== Entries supplied
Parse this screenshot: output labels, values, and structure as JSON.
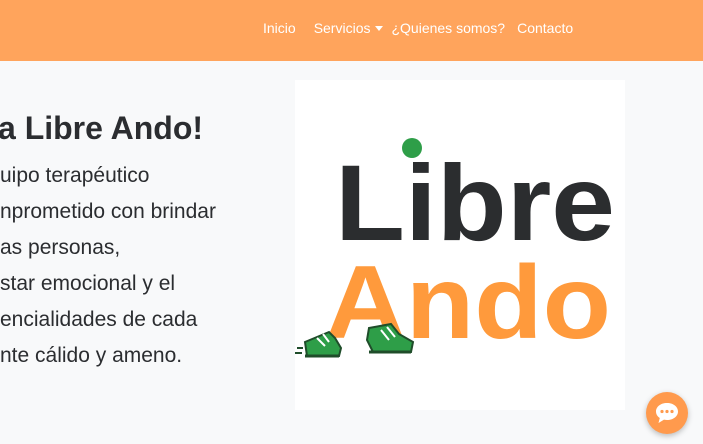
{
  "nav": {
    "items": [
      {
        "label": "Inicio"
      },
      {
        "label": "Servicios"
      },
      {
        "label": "¿Quienes somos?"
      },
      {
        "label": "Contacto"
      }
    ]
  },
  "hero": {
    "title": "a Libre Ando!",
    "lines": [
      "uipo terapéutico",
      "nprometido con brindar",
      "as personas,",
      "star emocional y el",
      "encialidades de cada",
      "nte cálido y ameno."
    ]
  },
  "logo": {
    "word1": "Libre",
    "word2": "Ando",
    "colors": {
      "dark": "#2b2d2f",
      "orange": "#ff9a3c",
      "green": "#2e9e48"
    }
  },
  "icons": {
    "dropdown": "caret-down-icon",
    "chat": "chat-bubble-icon"
  },
  "colors": {
    "navbar": "#ffa45c",
    "page_background": "#f8f9fa",
    "text": "#2b2d30",
    "chat_button": "#ff9a4d"
  }
}
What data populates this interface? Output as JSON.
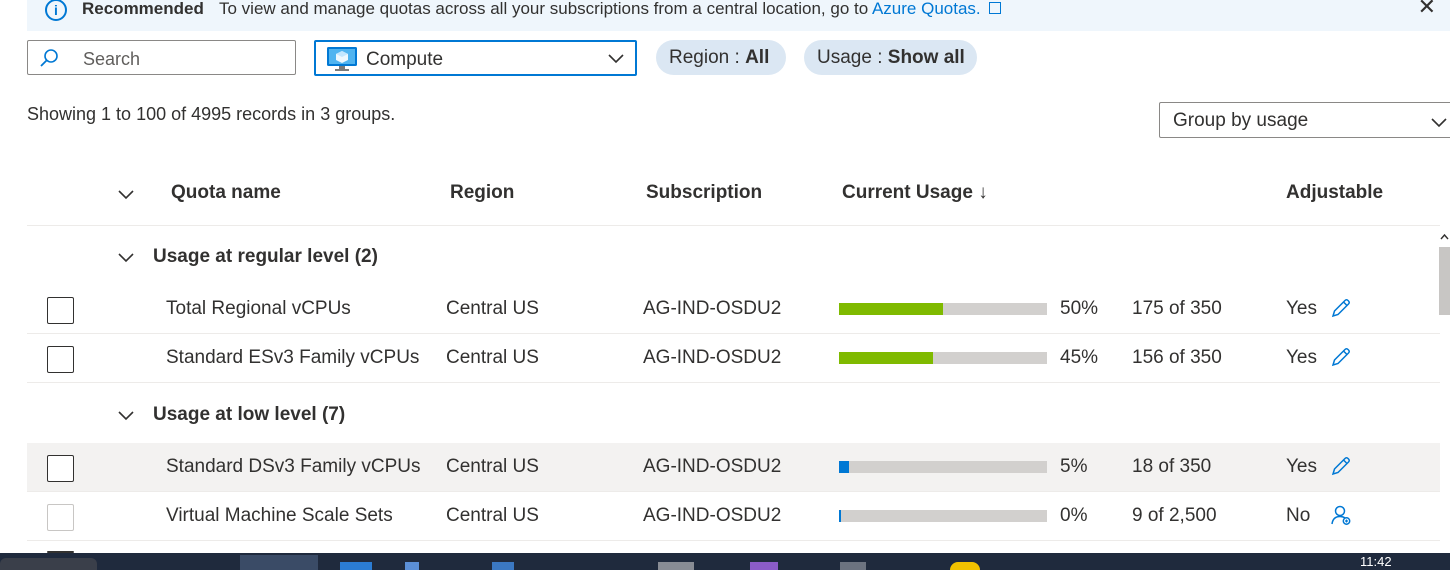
{
  "banner": {
    "title": "Recommended",
    "message": "To view and manage quotas across all your subscriptions from a central location, go to",
    "link": "Azure Quotas."
  },
  "filters": {
    "search_placeholder": "Search",
    "provider_value": "Compute",
    "region_label": "Region : ",
    "region_value": "All",
    "usage_label": "Usage : ",
    "usage_value": "Show all"
  },
  "records_text": "Showing 1 to 100 of 4995 records in 3 groups.",
  "group_by": "Group by usage",
  "columns": {
    "quota_name": "Quota name",
    "region": "Region",
    "subscription": "Subscription",
    "current_usage": "Current Usage ↓",
    "adjustable": "Adjustable"
  },
  "groups": [
    {
      "label": "Usage at regular level (2)",
      "rows": [
        {
          "name": "Total Regional vCPUs",
          "region": "Central US",
          "subscription": "AG-IND-OSDU2",
          "usage_fraction": 0.5,
          "percent": "50%",
          "count": "175 of 350",
          "adjustable": "Yes",
          "action_icon": "edit-pencil-icon",
          "bar_color": "#7fba00"
        },
        {
          "name": "Standard ESv3 Family vCPUs",
          "region": "Central US",
          "subscription": "AG-IND-OSDU2",
          "usage_fraction": 0.45,
          "percent": "45%",
          "count": "156 of 350",
          "adjustable": "Yes",
          "action_icon": "edit-pencil-icon",
          "bar_color": "#7fba00"
        }
      ]
    },
    {
      "label": "Usage at low level (7)",
      "rows": [
        {
          "name": "Standard DSv3 Family vCPUs",
          "region": "Central US",
          "subscription": "AG-IND-OSDU2",
          "usage_fraction": 0.05,
          "percent": "5%",
          "count": "18 of 350",
          "adjustable": "Yes",
          "action_icon": "edit-pencil-icon",
          "bar_color": "#0078d4"
        },
        {
          "name": "Virtual Machine Scale Sets",
          "region": "Central US",
          "subscription": "AG-IND-OSDU2",
          "usage_fraction": 0.0,
          "percent": "0%",
          "count": "9 of 2,500",
          "adjustable": "No",
          "action_icon": "support-request-icon",
          "bar_color": "#0078d4"
        }
      ]
    }
  ],
  "taskbar": {
    "clock": "11:42"
  },
  "colors": {
    "accent": "#0078d4",
    "usage_green": "#7fba00",
    "bar_track": "#d2d0ce",
    "banner_bg": "#eff6fc",
    "pill_bg": "#dbe7f3"
  }
}
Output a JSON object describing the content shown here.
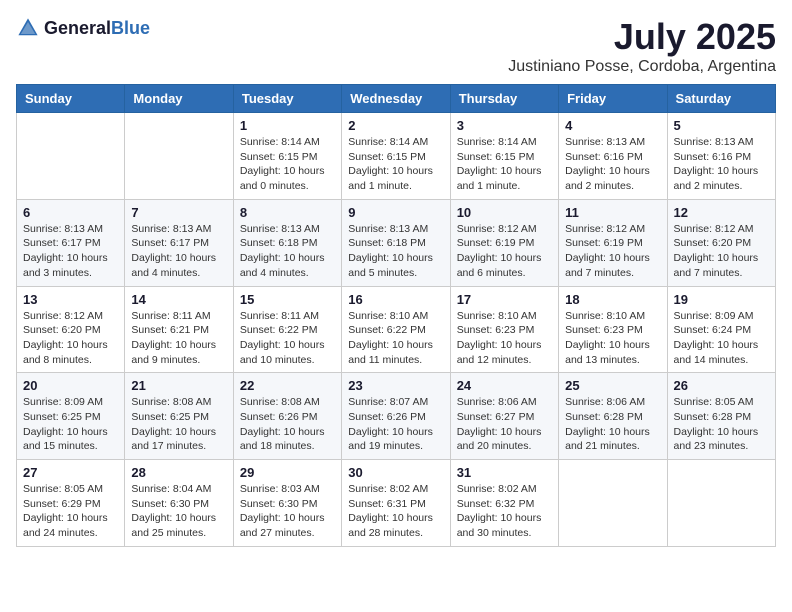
{
  "header": {
    "logo_general": "General",
    "logo_blue": "Blue",
    "month_title": "July 2025",
    "location": "Justiniano Posse, Cordoba, Argentina"
  },
  "calendar": {
    "days_of_week": [
      "Sunday",
      "Monday",
      "Tuesday",
      "Wednesday",
      "Thursday",
      "Friday",
      "Saturday"
    ],
    "weeks": [
      [
        {
          "day": "",
          "detail": ""
        },
        {
          "day": "",
          "detail": ""
        },
        {
          "day": "1",
          "detail": "Sunrise: 8:14 AM\nSunset: 6:15 PM\nDaylight: 10 hours and 0 minutes."
        },
        {
          "day": "2",
          "detail": "Sunrise: 8:14 AM\nSunset: 6:15 PM\nDaylight: 10 hours and 1 minute."
        },
        {
          "day": "3",
          "detail": "Sunrise: 8:14 AM\nSunset: 6:15 PM\nDaylight: 10 hours and 1 minute."
        },
        {
          "day": "4",
          "detail": "Sunrise: 8:13 AM\nSunset: 6:16 PM\nDaylight: 10 hours and 2 minutes."
        },
        {
          "day": "5",
          "detail": "Sunrise: 8:13 AM\nSunset: 6:16 PM\nDaylight: 10 hours and 2 minutes."
        }
      ],
      [
        {
          "day": "6",
          "detail": "Sunrise: 8:13 AM\nSunset: 6:17 PM\nDaylight: 10 hours and 3 minutes."
        },
        {
          "day": "7",
          "detail": "Sunrise: 8:13 AM\nSunset: 6:17 PM\nDaylight: 10 hours and 4 minutes."
        },
        {
          "day": "8",
          "detail": "Sunrise: 8:13 AM\nSunset: 6:18 PM\nDaylight: 10 hours and 4 minutes."
        },
        {
          "day": "9",
          "detail": "Sunrise: 8:13 AM\nSunset: 6:18 PM\nDaylight: 10 hours and 5 minutes."
        },
        {
          "day": "10",
          "detail": "Sunrise: 8:12 AM\nSunset: 6:19 PM\nDaylight: 10 hours and 6 minutes."
        },
        {
          "day": "11",
          "detail": "Sunrise: 8:12 AM\nSunset: 6:19 PM\nDaylight: 10 hours and 7 minutes."
        },
        {
          "day": "12",
          "detail": "Sunrise: 8:12 AM\nSunset: 6:20 PM\nDaylight: 10 hours and 7 minutes."
        }
      ],
      [
        {
          "day": "13",
          "detail": "Sunrise: 8:12 AM\nSunset: 6:20 PM\nDaylight: 10 hours and 8 minutes."
        },
        {
          "day": "14",
          "detail": "Sunrise: 8:11 AM\nSunset: 6:21 PM\nDaylight: 10 hours and 9 minutes."
        },
        {
          "day": "15",
          "detail": "Sunrise: 8:11 AM\nSunset: 6:22 PM\nDaylight: 10 hours and 10 minutes."
        },
        {
          "day": "16",
          "detail": "Sunrise: 8:10 AM\nSunset: 6:22 PM\nDaylight: 10 hours and 11 minutes."
        },
        {
          "day": "17",
          "detail": "Sunrise: 8:10 AM\nSunset: 6:23 PM\nDaylight: 10 hours and 12 minutes."
        },
        {
          "day": "18",
          "detail": "Sunrise: 8:10 AM\nSunset: 6:23 PM\nDaylight: 10 hours and 13 minutes."
        },
        {
          "day": "19",
          "detail": "Sunrise: 8:09 AM\nSunset: 6:24 PM\nDaylight: 10 hours and 14 minutes."
        }
      ],
      [
        {
          "day": "20",
          "detail": "Sunrise: 8:09 AM\nSunset: 6:25 PM\nDaylight: 10 hours and 15 minutes."
        },
        {
          "day": "21",
          "detail": "Sunrise: 8:08 AM\nSunset: 6:25 PM\nDaylight: 10 hours and 17 minutes."
        },
        {
          "day": "22",
          "detail": "Sunrise: 8:08 AM\nSunset: 6:26 PM\nDaylight: 10 hours and 18 minutes."
        },
        {
          "day": "23",
          "detail": "Sunrise: 8:07 AM\nSunset: 6:26 PM\nDaylight: 10 hours and 19 minutes."
        },
        {
          "day": "24",
          "detail": "Sunrise: 8:06 AM\nSunset: 6:27 PM\nDaylight: 10 hours and 20 minutes."
        },
        {
          "day": "25",
          "detail": "Sunrise: 8:06 AM\nSunset: 6:28 PM\nDaylight: 10 hours and 21 minutes."
        },
        {
          "day": "26",
          "detail": "Sunrise: 8:05 AM\nSunset: 6:28 PM\nDaylight: 10 hours and 23 minutes."
        }
      ],
      [
        {
          "day": "27",
          "detail": "Sunrise: 8:05 AM\nSunset: 6:29 PM\nDaylight: 10 hours and 24 minutes."
        },
        {
          "day": "28",
          "detail": "Sunrise: 8:04 AM\nSunset: 6:30 PM\nDaylight: 10 hours and 25 minutes."
        },
        {
          "day": "29",
          "detail": "Sunrise: 8:03 AM\nSunset: 6:30 PM\nDaylight: 10 hours and 27 minutes."
        },
        {
          "day": "30",
          "detail": "Sunrise: 8:02 AM\nSunset: 6:31 PM\nDaylight: 10 hours and 28 minutes."
        },
        {
          "day": "31",
          "detail": "Sunrise: 8:02 AM\nSunset: 6:32 PM\nDaylight: 10 hours and 30 minutes."
        },
        {
          "day": "",
          "detail": ""
        },
        {
          "day": "",
          "detail": ""
        }
      ]
    ]
  }
}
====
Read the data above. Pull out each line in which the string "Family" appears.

=== Completed exercise ===
          "name": "Standard ESv3 Family vCPUs",
          "name": "Standard DSv3 Family vCPUs",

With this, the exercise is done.